> **Prompt**
What lines in the data below mention the string "icon"? Copy them out.

=== Section Start ===

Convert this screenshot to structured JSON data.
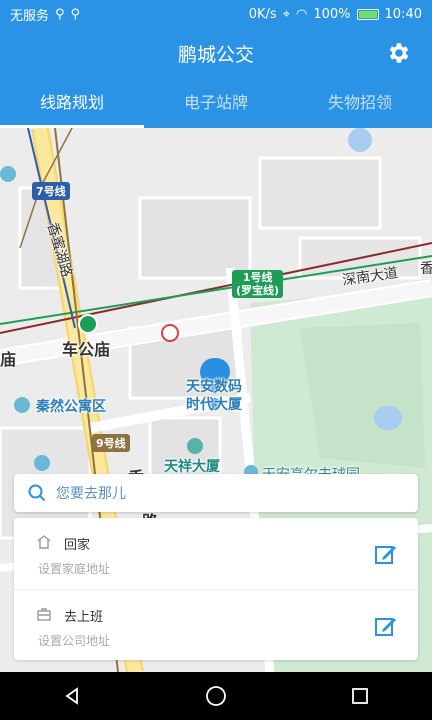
{
  "status_bar": {
    "carrier": "无服务",
    "network_speed": "0K/s",
    "battery": "100%",
    "time": "10:40"
  },
  "header": {
    "title": "鹏城公交",
    "settings_icon": "gear-icon"
  },
  "tabs": [
    {
      "label": "线路规划",
      "active": true
    },
    {
      "label": "电子站牌",
      "active": false
    },
    {
      "label": "失物招领",
      "active": false
    }
  ],
  "map": {
    "labels": {
      "xiangmi_road": "香蜜湖路",
      "che_gong_miao": "车公庙",
      "miao_partial": "庙",
      "shennan_avenue": "深南大道",
      "xiang_partial": "香",
      "qinran_apartment": "秦然公寓区",
      "tianxiang_building": "天祥大厦",
      "tianan_building": "天安数码\n时代大厦",
      "tianan_golf": "天安高尔夫球园",
      "xiang_bottom": "香",
      "lu_bottom": "路"
    },
    "lines": {
      "line7": "7号线",
      "line1": "1号线\n(罗宝线)",
      "line9": "9号线"
    },
    "colors": {
      "line1": "#1e9d57",
      "line7": "#2f5da8",
      "line9": "#8e7340",
      "railway": "#8b2c2c"
    }
  },
  "search": {
    "placeholder": "您要去那儿"
  },
  "addresses": [
    {
      "title": "回家",
      "subtitle": "设置家庭地址",
      "icon": "home-icon"
    },
    {
      "title": "去上班",
      "subtitle": "设置公司地址",
      "icon": "briefcase-icon"
    }
  ],
  "nav": {
    "back_icon": "back-icon",
    "home_icon": "home-circle-icon",
    "recents_icon": "recents-icon"
  }
}
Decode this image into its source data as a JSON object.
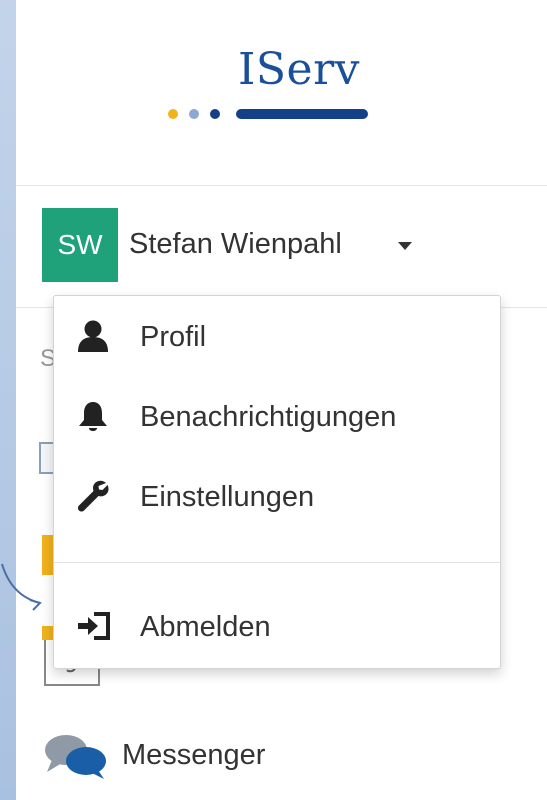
{
  "logo": {
    "text": "IServ",
    "colors": {
      "dark_blue": "#14408a",
      "light_blue": "#8ea8d2",
      "yellow": "#f2b21c"
    }
  },
  "user": {
    "initials": "SW",
    "name": "Stefan Wienpahl",
    "avatar_color": "#1fa279"
  },
  "user_menu": {
    "items": [
      {
        "label": "Profil",
        "icon": "user-icon"
      },
      {
        "label": "Benachrichtigungen",
        "icon": "bell-icon"
      },
      {
        "label": "Einstellungen",
        "icon": "wrench-icon"
      }
    ],
    "logout": {
      "label": "Abmelden",
      "icon": "sign-out-icon"
    }
  },
  "sidebar": {
    "partial_letter": "S",
    "messenger": {
      "label": "Messenger",
      "icon": "chat-bubbles-icon"
    }
  },
  "annotation": {
    "arrow_color": "#4a6fa5"
  }
}
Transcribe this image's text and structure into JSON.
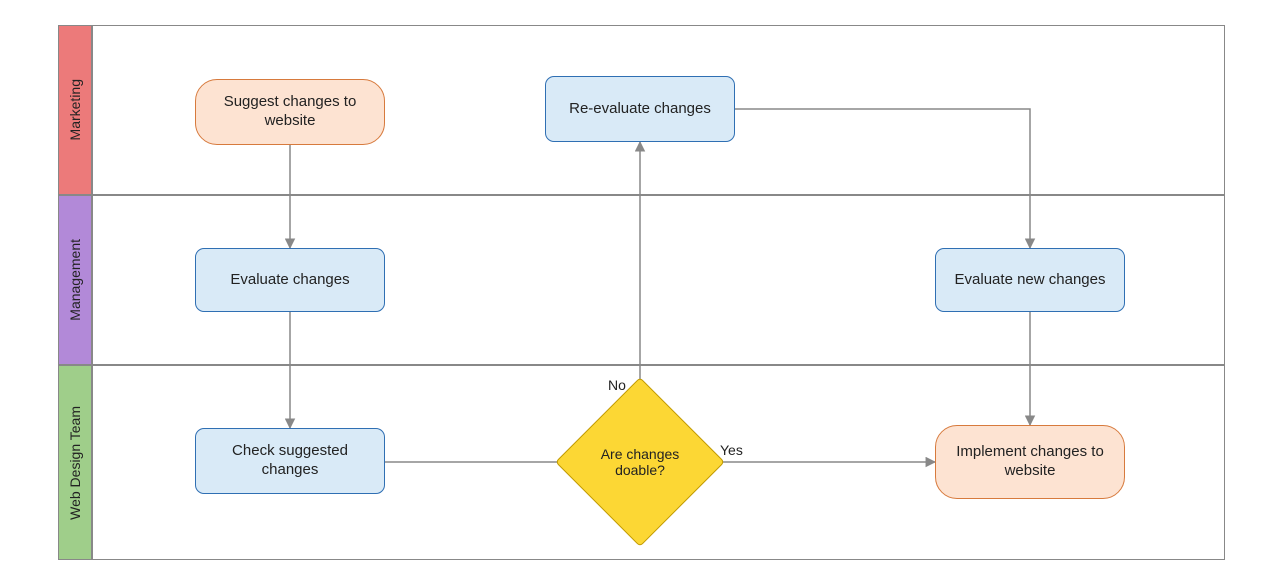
{
  "swimlanes": {
    "lane1": {
      "label": "Marketing",
      "fill": "#ec7a7a"
    },
    "lane2": {
      "label": "Management",
      "fill": "#b289d8"
    },
    "lane3": {
      "label": "Web Design Team",
      "fill": "#9fce8a"
    }
  },
  "nodes": {
    "suggest": {
      "label": "Suggest changes to website",
      "shape": "rounded-terminator",
      "style": "orange",
      "lane": "Marketing"
    },
    "evaluate": {
      "label": "Evaluate changes",
      "shape": "rounded-rect",
      "style": "blue",
      "lane": "Management"
    },
    "check": {
      "label": "Check suggested changes",
      "shape": "rounded-rect",
      "style": "blue",
      "lane": "Web Design Team"
    },
    "decision": {
      "label": "Are changes doable?",
      "shape": "diamond",
      "style": "yellow",
      "lane": "Web Design Team"
    },
    "reeval": {
      "label": "Re-evaluate changes",
      "shape": "rounded-rect",
      "style": "blue",
      "lane": "Marketing"
    },
    "evalnew": {
      "label": "Evaluate new changes",
      "shape": "rounded-rect",
      "style": "blue",
      "lane": "Management"
    },
    "implement": {
      "label": "Implement changes to website",
      "shape": "rounded-terminator",
      "style": "orange",
      "lane": "Web Design Team"
    }
  },
  "edges": {
    "e1": {
      "from": "suggest",
      "to": "evaluate",
      "label": ""
    },
    "e2": {
      "from": "evaluate",
      "to": "check",
      "label": ""
    },
    "e3": {
      "from": "check",
      "to": "decision",
      "label": ""
    },
    "e4": {
      "from": "decision",
      "to": "reeval",
      "label": "No"
    },
    "e5": {
      "from": "decision",
      "to": "implement",
      "label": "Yes"
    },
    "e6": {
      "from": "reeval",
      "to": "evalnew",
      "label": ""
    },
    "e7": {
      "from": "evalnew",
      "to": "implement",
      "label": ""
    }
  },
  "colors": {
    "blue_fill": "#d9eaf7",
    "blue_stroke": "#2f6fb3",
    "orange_fill": "#fde3d2",
    "orange_stroke": "#d77a3d",
    "yellow_fill": "#fcd734",
    "yellow_stroke": "#c19a00",
    "arrow": "#888888"
  }
}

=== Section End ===

> **Output for this task**
    "settings_icon": "gear-icon"
      "icon": "home-icon"
      "icon": "briefcase-icon"
    "back_icon": "back-icon",
    "home_icon": "home-circle-icon",
    "recents_icon": "recents-icon"
        "icon": "user-icon"
        "icon": "bell-icon"
        "icon": "wrench-icon"
      "icon": "sign-out-icon"
      "icon": "chat-bubbles-icon"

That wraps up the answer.